Quite a bit of what I’ve studied so far about economics, up until we’ve reached this most recent unit has been all about what is best for economic growth.  Recently, the units we review have started looking at what our economy should be as opposed to what it is.

A lot of what I have been reading is about measuring happiness.  Not just economic happiness, but what the economy can do to improve our every day happiness.  In my experience, these two items are usually exclusive, and looking at how they impact each other is interesting.

It seems that our personal economic state impacts our happiness, but only to a point.  Once you reach and expand beyond a certain point, it can’t influence it anymore.  Increasing happiness any further can’t be done by access to more “stuff”, it takes people and time.  But, it doesn’t mean our economy can’t influence that as well.  A lot of nations seem to be increasing our personal time through economic rules.  Things like 35 hour work weeks, effective public transportation, and mandatory paid vacation times are increasing the happiness in European nations.   While these things may seem to have a negative economic impact, it’s not showing up in practice.  What’s happening is people are becoming happier through being more social, active,  and interactive with their communities while production grows or remains the same.

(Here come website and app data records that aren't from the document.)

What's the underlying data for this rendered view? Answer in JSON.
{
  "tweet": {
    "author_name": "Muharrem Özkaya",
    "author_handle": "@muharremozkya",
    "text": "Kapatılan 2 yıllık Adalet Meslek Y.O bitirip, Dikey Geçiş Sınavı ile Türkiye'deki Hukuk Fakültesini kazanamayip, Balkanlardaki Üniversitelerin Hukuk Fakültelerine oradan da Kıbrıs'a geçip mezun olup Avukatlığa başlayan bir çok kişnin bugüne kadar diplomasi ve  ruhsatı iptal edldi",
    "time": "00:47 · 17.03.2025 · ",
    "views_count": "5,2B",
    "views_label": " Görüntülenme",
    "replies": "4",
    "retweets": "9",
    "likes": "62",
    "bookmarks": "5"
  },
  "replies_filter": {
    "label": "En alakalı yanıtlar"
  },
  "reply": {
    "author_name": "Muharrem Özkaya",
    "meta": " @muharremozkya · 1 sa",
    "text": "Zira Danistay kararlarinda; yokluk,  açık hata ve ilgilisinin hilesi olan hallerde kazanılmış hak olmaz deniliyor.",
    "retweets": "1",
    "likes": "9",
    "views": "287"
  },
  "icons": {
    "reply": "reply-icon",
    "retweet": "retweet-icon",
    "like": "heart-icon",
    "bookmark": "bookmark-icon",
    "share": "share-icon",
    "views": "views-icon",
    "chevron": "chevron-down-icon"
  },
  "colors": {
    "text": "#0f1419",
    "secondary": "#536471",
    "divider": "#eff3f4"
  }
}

Productivity vs. Working Hours

 

The chart above shows that productivity is not a result of how many hours you work.  In fact, productivity declines the longer people work.  If we are to measure happiness, and productivity together, we might yet be able to come up with a working measure that not only increases our production, but makes us happier while we do it.

 

A little Preview of My Book

I’ve been reading “What’s the Economy for Anyway?” and it’s been a pretty good read so far (for an economics book).  I won’t lie and tell you it’s something I’d read in my free time, but for a reading assignment, it’s really eye opening, and written in a way to keep me interested.

So far, and I’m guessing for the entire book, it’s been questioning our entire concept of how we run the American economy.  It asks over and over, if the goals we are chasing, are the best choice for Americans.  It doesn’t look at the economy as something we should be working to improve.  It looks at it more as something that should be working to improve us.

It questions if the goals for GDP are in our best interest, and finds over and over that they are not.  In fact, it finds they are oftentimes harmful.  An example it gives is that the BP Deepwater Horizon oil spill in the Gulf of Mexico, was extremely beneficial to our GDP, with all the jobs created and money spent to limit and reverse the damage.  It’s hard to imagine how GDP has our best interest at heart when something so damaging has a positive impact on the national GDP goal.

One of the most irritating approaches I hear every day at work when I ask why we do something is “Because we’ve always done it that way”.  I spend a lot of time getting people out of that mindset, and looking for smarter, better ways do do things.  I think this book resonates with me a bit, because it’s using that same approach.  Why have we done things this way for so long?  Is what we are doing still making sense?

I don’t want to spoil my book report, but the concepts in this book, are well worth investigating, and like everything else in this course has been doing, it’s changing my outlook on how things should be running.